House leaders have scheduled a final vote Friday on the trade bill, which has pitted many Democrats against their own president.
House Republicans told CNN that GOP leaders announced the vote in a closed door meeting Wednesday. House Minority Leader Nancy Pelosi and House Speaker John Boehner spent the week hashing out final details about how to pay to retrain workers who lose their jobs in the process.
But procedural requirements could stall that timeline.
“Pelosi and Boehner negotiated the new offsets but serious procedural problems remain,” a senior House Democratic aide told CNN. Pelosi informed Boehner that she would discuss the structure of the various trade votes with her members on Wednesday morning, but this aide said, “members were not happy” with having to vote for the fix for the trade adjustment programs as part of a separate trade bill. They want to new provisions to be linked specifically with the main trade promotion authority bill.
Aides on both sides say it’s unclear whether this wrinkle will affect the plan to vote on trade at the end of this week.
“I’m feeling real good,” Rep Paul Ryan told reporters after the weekly meeting with House Republicans.

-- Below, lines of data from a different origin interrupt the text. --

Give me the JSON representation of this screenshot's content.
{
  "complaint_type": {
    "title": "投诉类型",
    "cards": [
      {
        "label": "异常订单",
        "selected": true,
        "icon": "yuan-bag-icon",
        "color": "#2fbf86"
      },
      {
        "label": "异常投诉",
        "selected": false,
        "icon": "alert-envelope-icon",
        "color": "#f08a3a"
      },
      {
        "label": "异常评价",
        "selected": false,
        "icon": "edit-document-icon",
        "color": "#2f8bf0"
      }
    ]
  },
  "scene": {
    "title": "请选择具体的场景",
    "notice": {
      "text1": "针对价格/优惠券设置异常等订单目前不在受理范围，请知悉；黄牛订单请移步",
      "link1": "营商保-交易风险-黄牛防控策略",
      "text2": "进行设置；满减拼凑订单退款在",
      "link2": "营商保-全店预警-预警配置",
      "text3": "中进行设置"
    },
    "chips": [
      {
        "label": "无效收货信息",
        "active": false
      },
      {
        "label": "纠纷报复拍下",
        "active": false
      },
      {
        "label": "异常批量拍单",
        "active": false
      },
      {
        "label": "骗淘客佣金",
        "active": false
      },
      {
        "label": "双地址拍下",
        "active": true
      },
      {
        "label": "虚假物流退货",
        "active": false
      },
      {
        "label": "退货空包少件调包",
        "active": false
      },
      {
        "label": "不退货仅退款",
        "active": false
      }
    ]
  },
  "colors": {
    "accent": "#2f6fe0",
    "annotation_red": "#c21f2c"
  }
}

Ryan said House Republicans are feeling more comfortable with the details of the trade legislation. “I feel like we have an airtight case to make, we’re comfortable, and that’s why we’re proceeding.”
President Barack Obama is seeking so-called fast track power (trade promotion authority) from Congress to negotiate the Trans-Pacific Partnership deal, a sweeping trade measure in the mold of the North American Free Trade Agreement negotiated two decades ago.
The issue has allied typical Democratic constituencies, including labor unions, with conservatives who worry about giving Obama too much power.
The proposal will be presented to both Republican and Democratic members Wednesday morning, and the House Rules Committee plans to meet a few hours later on the bill to set procedure for both the fast-track status for the trade bill and others.
Republican aides believe the vote will be close and expect they will need more than the 17 or 18 House Democrats who are ready to support the measure.